He’s apologizing while doing the very thing he’s apologizing for, sharing and altering Coda’s games. His apology is there only in an attempt to get Coda to continue doing what Davey wants him to do, which is to make more games. The thing is, we don’t actually know that Coda’s stopped making games, or if he has, why. We only know that he’s stopped sharing his games where Davey has access to them. And why wouldn’t he? Wouldn’t you, if you could, stop an entitled and obsessive fan from having access to your work (and any other aspect of your life)? And let’s be very clear here: Narrator Davey is a stalker. He’s repeatedly violated Coda’s privacy and express wishes by sharing his games and making alterations to them.

Let me also be clear that when I say “Narrator Davey is a stalker” I mean just that. This is a character in a game named after the very real creator of said game, but unlike Narrator Davey, I’m not going to make assumptions about what the game says about Davey Wreden. It’s impossible to know that and mostly futile to speculate about it. The importance of a work is what it says about itself and about the world, and less about what it says about its creator.

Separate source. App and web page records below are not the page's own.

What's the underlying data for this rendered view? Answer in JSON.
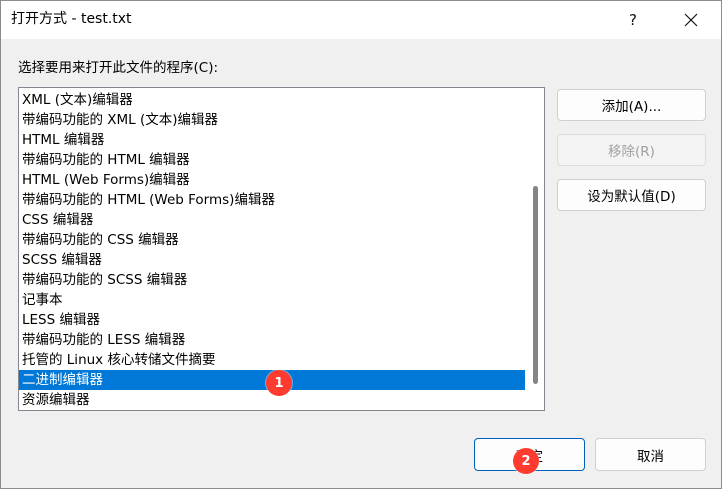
{
  "window": {
    "title": "打开方式 - test.txt",
    "help_label": "?",
    "close_icon": "close-icon"
  },
  "prompt": "选择要用来打开此文件的程序(C):",
  "programs": [
    "XML (文本)编辑器",
    "带编码功能的 XML (文本)编辑器",
    "HTML 编辑器",
    "带编码功能的 HTML 编辑器",
    "HTML (Web Forms)编辑器",
    "带编码功能的 HTML (Web Forms)编辑器",
    "CSS 编辑器",
    "带编码功能的 CSS 编辑器",
    "SCSS 编辑器",
    "带编码功能的 SCSS 编辑器",
    "记事本",
    "LESS 编辑器",
    "带编码功能的 LESS 编辑器",
    "托管的 Linux 核心转储文件摘要",
    "二进制编辑器",
    "资源编辑器"
  ],
  "selected_program": "二进制编辑器",
  "buttons": {
    "add": "添加(A)...",
    "remove": "移除(R)",
    "set_default": "设为默认值(D)",
    "ok": "确定",
    "cancel": "取消"
  },
  "annotations": {
    "step1": "1",
    "step2": "2"
  },
  "colors": {
    "selection": "#0078d7",
    "badge": "#ff3b30",
    "default_button_border": "#005fb8"
  }
}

Especially since the only way to know what is true for its creator is what he tells us.

The final question I keep coming back to is, why the name? What is it a beginner’s guide for? It could be the beginner’s guide to Coda’s games, but it’s implied that nearly all of Coda’s games to date are included in the collection, so that would make it more of a comprehensive guide than a beginner’s guide.

I think it’s a beginner’s guide because it’s a novice mistake to think that in interpreting a work we understand it and by extension, understand the creator. Once you’re past the beginner’s guide, one would hope that you recognize that a work speaks to its own meaning and doesn’t open a window into the creator’s soul. One would hope that you learn to recognize that creators are people with the right to share their work, or not, to be as private as they need or desire to be.

As a creator, I decide when to grant you access to my work, and granting you access to my work does not give you access to me, as an individual.